Element data from apps and pages
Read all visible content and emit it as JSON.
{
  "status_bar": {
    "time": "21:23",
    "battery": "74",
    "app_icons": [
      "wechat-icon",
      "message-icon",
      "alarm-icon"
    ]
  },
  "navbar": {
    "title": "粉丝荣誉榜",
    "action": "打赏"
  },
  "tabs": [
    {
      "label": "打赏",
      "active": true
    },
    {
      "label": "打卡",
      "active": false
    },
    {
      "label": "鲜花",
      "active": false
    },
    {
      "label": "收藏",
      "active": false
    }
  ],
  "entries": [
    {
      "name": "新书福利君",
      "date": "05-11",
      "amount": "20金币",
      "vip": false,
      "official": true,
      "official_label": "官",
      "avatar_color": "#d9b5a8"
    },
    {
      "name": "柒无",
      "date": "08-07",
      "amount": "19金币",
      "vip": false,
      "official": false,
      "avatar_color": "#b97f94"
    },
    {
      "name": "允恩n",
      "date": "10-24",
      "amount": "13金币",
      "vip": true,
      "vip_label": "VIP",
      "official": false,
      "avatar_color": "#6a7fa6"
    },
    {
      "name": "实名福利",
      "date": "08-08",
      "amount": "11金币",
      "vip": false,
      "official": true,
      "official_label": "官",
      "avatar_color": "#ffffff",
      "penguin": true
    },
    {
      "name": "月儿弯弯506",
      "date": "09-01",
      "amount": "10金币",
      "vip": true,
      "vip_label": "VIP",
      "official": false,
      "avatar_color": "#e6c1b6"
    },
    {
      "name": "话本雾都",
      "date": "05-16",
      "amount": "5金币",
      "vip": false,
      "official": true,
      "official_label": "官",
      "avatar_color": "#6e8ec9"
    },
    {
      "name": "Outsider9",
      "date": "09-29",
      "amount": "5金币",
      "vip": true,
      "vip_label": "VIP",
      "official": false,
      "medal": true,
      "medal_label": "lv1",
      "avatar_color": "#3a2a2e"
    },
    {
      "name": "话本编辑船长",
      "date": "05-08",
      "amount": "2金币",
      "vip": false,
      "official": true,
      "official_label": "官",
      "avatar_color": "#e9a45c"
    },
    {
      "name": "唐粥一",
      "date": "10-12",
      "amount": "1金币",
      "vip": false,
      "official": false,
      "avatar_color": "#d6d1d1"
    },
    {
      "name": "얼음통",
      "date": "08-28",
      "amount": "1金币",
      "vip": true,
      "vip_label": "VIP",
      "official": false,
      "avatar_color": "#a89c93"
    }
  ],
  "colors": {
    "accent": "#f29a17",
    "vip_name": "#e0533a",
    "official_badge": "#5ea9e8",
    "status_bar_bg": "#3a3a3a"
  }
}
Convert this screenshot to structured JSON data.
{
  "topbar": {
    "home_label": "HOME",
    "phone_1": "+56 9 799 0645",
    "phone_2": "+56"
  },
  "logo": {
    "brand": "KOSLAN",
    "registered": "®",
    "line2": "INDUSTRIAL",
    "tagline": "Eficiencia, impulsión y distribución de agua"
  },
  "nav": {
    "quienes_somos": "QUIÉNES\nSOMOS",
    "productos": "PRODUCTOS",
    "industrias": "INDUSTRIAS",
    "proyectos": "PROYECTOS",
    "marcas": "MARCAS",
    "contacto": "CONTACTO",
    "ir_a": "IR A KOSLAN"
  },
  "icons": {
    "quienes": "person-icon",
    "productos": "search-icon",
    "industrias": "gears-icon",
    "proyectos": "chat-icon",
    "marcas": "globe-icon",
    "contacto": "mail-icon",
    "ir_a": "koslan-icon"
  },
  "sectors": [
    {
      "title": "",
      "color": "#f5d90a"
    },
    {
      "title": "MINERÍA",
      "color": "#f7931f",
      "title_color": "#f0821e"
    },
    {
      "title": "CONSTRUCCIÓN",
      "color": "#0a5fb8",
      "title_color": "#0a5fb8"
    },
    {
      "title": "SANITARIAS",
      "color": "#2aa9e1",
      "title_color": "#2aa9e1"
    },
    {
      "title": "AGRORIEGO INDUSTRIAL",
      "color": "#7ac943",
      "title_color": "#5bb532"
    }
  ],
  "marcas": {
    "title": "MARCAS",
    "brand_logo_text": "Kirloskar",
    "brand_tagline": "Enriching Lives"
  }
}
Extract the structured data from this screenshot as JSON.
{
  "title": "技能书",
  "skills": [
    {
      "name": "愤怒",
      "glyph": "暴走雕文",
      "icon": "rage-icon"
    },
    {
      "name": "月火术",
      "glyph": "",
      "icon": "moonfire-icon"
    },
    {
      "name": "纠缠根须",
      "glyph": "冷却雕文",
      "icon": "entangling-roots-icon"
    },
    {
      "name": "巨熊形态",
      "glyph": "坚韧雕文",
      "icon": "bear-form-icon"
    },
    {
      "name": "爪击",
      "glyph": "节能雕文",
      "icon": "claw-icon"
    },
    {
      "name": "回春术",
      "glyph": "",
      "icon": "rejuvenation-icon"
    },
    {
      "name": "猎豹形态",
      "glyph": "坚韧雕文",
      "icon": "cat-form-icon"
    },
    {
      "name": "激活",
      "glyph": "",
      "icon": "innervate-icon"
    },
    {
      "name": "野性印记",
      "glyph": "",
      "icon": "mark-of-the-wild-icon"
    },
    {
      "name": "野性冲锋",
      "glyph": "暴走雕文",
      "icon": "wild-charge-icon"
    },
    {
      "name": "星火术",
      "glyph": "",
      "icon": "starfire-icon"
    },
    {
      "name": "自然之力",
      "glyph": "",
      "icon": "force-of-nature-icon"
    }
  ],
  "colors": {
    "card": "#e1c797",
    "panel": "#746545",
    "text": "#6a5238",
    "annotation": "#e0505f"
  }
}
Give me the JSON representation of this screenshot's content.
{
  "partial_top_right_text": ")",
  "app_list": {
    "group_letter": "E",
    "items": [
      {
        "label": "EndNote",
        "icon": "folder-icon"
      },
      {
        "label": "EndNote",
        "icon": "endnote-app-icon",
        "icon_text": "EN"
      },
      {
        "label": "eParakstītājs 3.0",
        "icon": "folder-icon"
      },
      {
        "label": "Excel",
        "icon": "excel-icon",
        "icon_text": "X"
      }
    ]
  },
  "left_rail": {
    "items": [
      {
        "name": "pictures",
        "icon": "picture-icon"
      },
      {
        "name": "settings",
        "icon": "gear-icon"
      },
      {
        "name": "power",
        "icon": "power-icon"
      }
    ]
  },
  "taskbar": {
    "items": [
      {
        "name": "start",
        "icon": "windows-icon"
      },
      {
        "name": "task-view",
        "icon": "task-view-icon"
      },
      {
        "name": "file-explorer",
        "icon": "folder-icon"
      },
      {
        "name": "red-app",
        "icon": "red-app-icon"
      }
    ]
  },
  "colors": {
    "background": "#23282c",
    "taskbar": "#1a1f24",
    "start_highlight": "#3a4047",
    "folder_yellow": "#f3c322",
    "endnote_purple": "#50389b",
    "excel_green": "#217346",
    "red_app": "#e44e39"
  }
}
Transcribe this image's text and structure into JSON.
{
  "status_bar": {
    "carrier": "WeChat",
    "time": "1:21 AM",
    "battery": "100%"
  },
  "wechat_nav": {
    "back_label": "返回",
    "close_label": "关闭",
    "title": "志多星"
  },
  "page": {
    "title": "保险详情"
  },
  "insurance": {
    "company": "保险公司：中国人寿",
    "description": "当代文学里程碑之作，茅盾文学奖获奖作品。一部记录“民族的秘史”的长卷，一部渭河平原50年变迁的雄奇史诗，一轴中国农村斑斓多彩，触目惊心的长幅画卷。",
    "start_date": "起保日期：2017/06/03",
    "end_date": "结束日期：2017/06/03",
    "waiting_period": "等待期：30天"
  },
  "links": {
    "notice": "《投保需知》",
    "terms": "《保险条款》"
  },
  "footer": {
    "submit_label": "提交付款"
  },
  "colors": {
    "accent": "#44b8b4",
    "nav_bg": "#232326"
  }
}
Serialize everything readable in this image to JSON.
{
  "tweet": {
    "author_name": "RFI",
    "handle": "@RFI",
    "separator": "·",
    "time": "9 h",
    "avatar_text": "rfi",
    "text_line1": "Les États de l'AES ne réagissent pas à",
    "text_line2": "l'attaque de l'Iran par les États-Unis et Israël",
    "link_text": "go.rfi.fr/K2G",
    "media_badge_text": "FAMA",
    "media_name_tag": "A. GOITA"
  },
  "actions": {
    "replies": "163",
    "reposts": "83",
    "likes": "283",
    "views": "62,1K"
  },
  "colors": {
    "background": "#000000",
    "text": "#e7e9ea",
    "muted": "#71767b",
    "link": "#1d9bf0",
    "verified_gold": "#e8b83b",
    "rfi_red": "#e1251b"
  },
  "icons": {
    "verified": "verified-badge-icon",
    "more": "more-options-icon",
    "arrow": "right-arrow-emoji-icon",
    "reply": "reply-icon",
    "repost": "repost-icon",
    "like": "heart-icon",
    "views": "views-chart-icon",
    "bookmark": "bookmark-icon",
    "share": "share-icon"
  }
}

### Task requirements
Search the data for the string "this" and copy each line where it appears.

### Solution below
Convert this screenshot to structured JSON data.
Extract the structured data from this screenshot as JSON.
Give me the JSON representation of this screenshot's content.
Transcribe this image's text and structure into JSON.
Serialize everything readable in this image to JSON.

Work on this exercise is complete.